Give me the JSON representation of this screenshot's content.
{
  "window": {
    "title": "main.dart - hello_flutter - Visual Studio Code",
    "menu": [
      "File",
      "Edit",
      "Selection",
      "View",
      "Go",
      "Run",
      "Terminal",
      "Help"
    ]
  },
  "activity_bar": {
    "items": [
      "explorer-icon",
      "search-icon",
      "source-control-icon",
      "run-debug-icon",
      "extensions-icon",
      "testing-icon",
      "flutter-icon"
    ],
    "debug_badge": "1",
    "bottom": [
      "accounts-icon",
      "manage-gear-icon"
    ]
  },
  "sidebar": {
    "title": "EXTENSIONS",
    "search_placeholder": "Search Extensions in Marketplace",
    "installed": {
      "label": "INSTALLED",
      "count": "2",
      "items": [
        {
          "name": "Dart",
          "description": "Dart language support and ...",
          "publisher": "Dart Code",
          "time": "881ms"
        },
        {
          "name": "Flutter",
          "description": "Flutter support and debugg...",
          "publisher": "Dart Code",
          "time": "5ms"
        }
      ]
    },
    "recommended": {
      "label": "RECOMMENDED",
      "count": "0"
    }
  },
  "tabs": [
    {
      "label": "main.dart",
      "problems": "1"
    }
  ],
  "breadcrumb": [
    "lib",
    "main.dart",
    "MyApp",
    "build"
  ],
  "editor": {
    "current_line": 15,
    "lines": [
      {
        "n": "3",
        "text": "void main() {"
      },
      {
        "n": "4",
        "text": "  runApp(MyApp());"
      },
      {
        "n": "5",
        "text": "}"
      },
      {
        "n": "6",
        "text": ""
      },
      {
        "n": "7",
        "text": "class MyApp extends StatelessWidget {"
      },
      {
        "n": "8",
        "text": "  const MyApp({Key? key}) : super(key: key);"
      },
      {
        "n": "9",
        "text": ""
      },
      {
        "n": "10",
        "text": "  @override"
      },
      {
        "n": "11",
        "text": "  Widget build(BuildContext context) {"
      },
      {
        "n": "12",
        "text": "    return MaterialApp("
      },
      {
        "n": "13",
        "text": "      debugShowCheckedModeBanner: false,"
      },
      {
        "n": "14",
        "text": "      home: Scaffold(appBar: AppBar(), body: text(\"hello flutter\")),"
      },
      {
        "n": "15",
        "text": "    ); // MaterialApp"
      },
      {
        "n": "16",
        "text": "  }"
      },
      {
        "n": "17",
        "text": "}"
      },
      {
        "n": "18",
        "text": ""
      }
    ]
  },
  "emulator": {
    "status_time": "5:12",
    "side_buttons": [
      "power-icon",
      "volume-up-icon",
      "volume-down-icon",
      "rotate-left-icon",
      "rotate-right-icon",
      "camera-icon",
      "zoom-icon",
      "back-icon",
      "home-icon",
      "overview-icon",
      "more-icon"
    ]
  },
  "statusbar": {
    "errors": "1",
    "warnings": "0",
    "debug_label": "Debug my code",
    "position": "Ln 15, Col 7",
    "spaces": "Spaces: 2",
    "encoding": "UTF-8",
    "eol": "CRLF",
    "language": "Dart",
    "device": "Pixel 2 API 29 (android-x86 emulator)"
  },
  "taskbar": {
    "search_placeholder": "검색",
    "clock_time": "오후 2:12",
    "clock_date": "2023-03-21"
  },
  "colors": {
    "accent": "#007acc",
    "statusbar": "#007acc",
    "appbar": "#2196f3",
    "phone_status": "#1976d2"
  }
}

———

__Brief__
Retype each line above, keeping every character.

__Reply to the task__
Give me the JSON representation of this screenshot's content.
{
  "window": {
    "title": "main.dart - hello_flutter - Visual Studio Code",
    "menu": [
      "File",
      "Edit",
      "Selection",
      "View",
      "Go",
      "Run",
      "Terminal",
      "Help"
    ]
  },
  "activity_bar": {
    "items": [
      "explorer-icon",
      "search-icon",
      "source-control-icon",
      "run-debug-icon",
      "extensions-icon",
      "testing-icon",
      "flutter-icon"
    ],
    "debug_badge": "1",
    "bottom": [
      "accounts-icon",
      "manage-gear-icon"
    ]
  },
  "sidebar": {
    "title": "EXTENSIONS",
    "search_placeholder": "Search Extensions in Marketplace",
    "installed": {
      "label": "INSTALLED",
      "count": "2",
      "items": [
        {
          "name": "Dart",
          "description": "Dart language support and ...",
          "publisher": "Dart Code",
          "time": "881ms"
        },
        {
          "name": "Flutter",
          "description": "Flutter support and debugg...",
          "publisher": "Dart Code",
          "time": "5ms"
        }
      ]
    },
    "recommended": {
      "label": "RECOMMENDED",
      "count": "0"
    }
  },
  "tabs": [
    {
      "label": "main.dart",
      "problems": "1"
    }
  ],
  "breadcrumb": [
    "lib",
    "main.dart",
    "MyApp",
    "build"
  ],
  "editor": {
    "current_line": 15,
    "lines": [
      {
        "n": "3",
        "text": "void main() {"
      },
      {
        "n": "4",
        "text": "  runApp(MyApp());"
      },
      {
        "n": "5",
        "text": "}"
      },
      {
        "n": "6",
        "text": ""
      },
      {
        "n": "7",
        "text": "class MyApp extends StatelessWidget {"
      },
      {
        "n": "8",
        "text": "  const MyApp({Key? key}) : super(key: key);"
      },
      {
        "n": "9",
        "text": ""
      },
      {
        "n": "10",
        "text": "  @override"
      },
      {
        "n": "11",
        "text": "  Widget build(BuildContext context) {"
      },
      {
        "n": "12",
        "text": "    return MaterialApp("
      },
      {
        "n": "13",
        "text": "      debugShowCheckedModeBanner: false,"
      },
      {
        "n": "14",
        "text": "      home: Scaffold(appBar: AppBar(), body: text(\"hello flutter\")),"
      },
      {
        "n": "15",
        "text": "    ); // MaterialApp"
      },
      {
        "n": "16",
        "text": "  }"
      },
      {
        "n": "17",
        "text": "}"
      },
      {
        "n": "18",
        "text": ""
      }
    ]
  },
  "emulator": {
    "status_time": "5:12",
    "side_buttons": [
      "power-icon",
      "volume-up-icon",
      "volume-down-icon",
      "rotate-left-icon",
      "rotate-right-icon",
      "camera-icon",
      "zoom-icon",
      "back-icon",
      "home-icon",
      "overview-icon",
      "more-icon"
    ]
  },
  "statusbar": {
    "errors": "1",
    "warnings": "0",
    "debug_label": "Debug my code",
    "position": "Ln 15, Col 7",
    "spaces": "Spaces: 2",
    "encoding": "UTF-8",
    "eol": "CRLF",
    "language": "Dart",
    "device": "Pixel 2 API 29 (android-x86 emulator)"
  },
  "taskbar": {
    "search_placeholder": "검색",
    "clock_time": "오후 2:12",
    "clock_date": "2023-03-21"
  },
  "colors": {
    "accent": "#007acc",
    "statusbar": "#007acc",
    "appbar": "#2196f3",
    "phone_status": "#1976d2"
  }
}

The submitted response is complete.